Chelsea have refused to confirm that John Terry remains the club's captain following internal discipline over his racial abuse of Anton Ferdinand.
Terry announced yesterday that he would not appeal against the FA's punishment of a four-match ban and fine of £220,000 for calling Ferdinand a "f**kcing black c**t" during a match in October last year.
The former England captain also made an apology of sorts through a pre-prepared statement that read: "I want to take this opportunity to apologise to everyone for the language I used in the game."
Shortly after Terry's announcement, Chelsea revealed they had taken internal disciplinary action against the 31-year-old - although the sanctions would "remain confidential".
There has been speculation that the discipline could, and perhaps should, include stripping Terry of the Chelsea armband. If they did, it would be the third time in Terry's career that he has been removed as captain, having twice been disposed of the armband when playing for England.
During today's press conference ahead of tomorrow's London derby against Tottenham, manager Roberto Di Matteo refused to be drawn on the subject.
"We do not discuss publicly the disciplinary matters we take against our players. They remain confidential. You will have to wait and see," Di Matteo said.
"They are internal matters, the action we take against our players, and we are not going to discuss it."
In terms of a fine, it cannot have exceeded two weeks wages, a figure which would amount to around £320,000. Any fines above that amount have to be cleared by the Professional Footballers' Association but Chelsea did not consult with the body.

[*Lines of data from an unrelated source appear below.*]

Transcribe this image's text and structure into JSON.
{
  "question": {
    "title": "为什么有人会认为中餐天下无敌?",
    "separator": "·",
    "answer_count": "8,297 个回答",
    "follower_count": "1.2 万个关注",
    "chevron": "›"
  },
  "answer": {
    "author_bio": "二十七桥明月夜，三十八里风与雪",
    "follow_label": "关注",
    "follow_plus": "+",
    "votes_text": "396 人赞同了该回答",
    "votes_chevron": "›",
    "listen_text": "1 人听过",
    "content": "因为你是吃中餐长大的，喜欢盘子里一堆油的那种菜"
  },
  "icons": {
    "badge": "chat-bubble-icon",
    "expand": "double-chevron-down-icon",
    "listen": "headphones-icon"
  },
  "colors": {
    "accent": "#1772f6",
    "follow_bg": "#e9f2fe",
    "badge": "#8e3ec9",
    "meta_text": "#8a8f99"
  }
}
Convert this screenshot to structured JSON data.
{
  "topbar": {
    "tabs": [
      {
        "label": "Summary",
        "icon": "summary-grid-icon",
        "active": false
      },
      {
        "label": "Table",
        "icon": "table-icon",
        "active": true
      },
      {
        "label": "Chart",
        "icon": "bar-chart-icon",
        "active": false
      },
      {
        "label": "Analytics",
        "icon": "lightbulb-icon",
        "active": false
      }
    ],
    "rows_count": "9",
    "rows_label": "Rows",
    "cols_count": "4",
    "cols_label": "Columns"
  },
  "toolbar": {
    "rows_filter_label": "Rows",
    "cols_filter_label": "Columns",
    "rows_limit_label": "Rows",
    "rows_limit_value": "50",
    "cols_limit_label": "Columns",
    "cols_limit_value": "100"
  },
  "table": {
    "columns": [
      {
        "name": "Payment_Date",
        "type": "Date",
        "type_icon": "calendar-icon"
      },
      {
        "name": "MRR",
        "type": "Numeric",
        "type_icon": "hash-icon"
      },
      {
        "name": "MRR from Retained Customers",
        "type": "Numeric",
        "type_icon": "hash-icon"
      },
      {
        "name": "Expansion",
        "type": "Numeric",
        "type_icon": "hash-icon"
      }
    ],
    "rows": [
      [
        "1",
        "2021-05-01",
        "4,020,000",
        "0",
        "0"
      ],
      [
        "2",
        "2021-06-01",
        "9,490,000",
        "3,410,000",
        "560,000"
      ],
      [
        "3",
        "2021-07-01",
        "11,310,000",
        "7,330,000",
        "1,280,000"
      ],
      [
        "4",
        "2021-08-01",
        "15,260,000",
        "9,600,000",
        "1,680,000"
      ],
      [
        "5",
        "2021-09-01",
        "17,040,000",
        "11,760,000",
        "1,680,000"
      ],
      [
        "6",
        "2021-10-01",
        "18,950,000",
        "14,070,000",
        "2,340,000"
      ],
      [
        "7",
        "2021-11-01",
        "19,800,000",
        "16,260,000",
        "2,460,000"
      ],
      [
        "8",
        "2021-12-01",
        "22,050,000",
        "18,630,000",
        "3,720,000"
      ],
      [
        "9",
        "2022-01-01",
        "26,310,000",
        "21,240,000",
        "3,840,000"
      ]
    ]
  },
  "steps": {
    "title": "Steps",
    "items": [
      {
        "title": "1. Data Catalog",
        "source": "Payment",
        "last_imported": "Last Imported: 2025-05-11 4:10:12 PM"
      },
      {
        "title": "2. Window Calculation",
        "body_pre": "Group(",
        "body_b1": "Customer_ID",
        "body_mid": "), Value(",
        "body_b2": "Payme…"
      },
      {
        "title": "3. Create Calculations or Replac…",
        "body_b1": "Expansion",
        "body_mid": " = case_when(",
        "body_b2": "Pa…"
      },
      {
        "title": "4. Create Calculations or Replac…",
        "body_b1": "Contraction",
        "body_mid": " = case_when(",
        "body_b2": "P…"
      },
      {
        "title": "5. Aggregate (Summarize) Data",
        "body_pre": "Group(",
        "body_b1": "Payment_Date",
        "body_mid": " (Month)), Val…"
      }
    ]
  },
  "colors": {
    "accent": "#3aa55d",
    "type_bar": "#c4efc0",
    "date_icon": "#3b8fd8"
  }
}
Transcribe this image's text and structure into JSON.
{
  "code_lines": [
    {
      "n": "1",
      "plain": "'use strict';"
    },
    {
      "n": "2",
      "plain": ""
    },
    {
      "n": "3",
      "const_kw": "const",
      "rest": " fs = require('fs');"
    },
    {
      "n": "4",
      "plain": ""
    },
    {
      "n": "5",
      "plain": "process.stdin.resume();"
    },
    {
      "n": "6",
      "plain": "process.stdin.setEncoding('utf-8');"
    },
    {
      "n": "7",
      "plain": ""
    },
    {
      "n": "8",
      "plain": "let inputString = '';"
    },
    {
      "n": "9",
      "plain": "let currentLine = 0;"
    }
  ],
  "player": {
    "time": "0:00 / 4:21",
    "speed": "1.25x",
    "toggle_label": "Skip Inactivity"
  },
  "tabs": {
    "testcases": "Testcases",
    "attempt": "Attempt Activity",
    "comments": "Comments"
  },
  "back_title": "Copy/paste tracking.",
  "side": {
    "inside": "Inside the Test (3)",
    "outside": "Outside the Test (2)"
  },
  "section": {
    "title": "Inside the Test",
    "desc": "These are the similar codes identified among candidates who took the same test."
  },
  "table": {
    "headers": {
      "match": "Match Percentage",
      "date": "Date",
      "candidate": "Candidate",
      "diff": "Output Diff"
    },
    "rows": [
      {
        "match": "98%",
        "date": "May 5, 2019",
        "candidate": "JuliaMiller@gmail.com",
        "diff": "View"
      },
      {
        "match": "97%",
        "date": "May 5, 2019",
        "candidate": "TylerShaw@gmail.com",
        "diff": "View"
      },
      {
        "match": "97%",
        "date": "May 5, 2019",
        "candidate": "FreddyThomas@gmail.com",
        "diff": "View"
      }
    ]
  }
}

There has been strong criticism of Chelsea's decision to keep silent on the matter with Lord Ouseley, the chairman of anti-racism body Kick It Out, claiming that for such a public figure and public offence, Chelsea should reveal their decision if they want to regain some of the credibility lost in the fallout from the affair.
"I believe Chelsea need to be open about the action they have taken," Lord Ouseley said. "A lot of people will be dissatisfied that Chelsea have not been much more up front about the standards they set and the values they have."
"If they are not prepared to say, it will further damage the trust of those people who still have suspicions about Chelsea's sincerity in dealing with this matter. I do welcome what they have said, but they need to be saying more and doing more if they are going to win back the confidence of people who have lost trust in them rather than to sit back and be silent."
A Chelsea club spokesman, sitting alongside Di Matteo at today's press conference, said: "We recognise and appreciate people will want to know.
"But it is our right as an organisation with the disciplinary process we have, it is a personnel matter, it is an HR (human resources) matter, and many organisations deal with it in the same way and we feel that dealing with it as a confidential matter is the way we should continue to go forward."
Whether Terry remains captain should become clear on Tuesday when Chelsea play Shakhtar Donetsk in the Champions League, a competition the defender remains eligible to play in.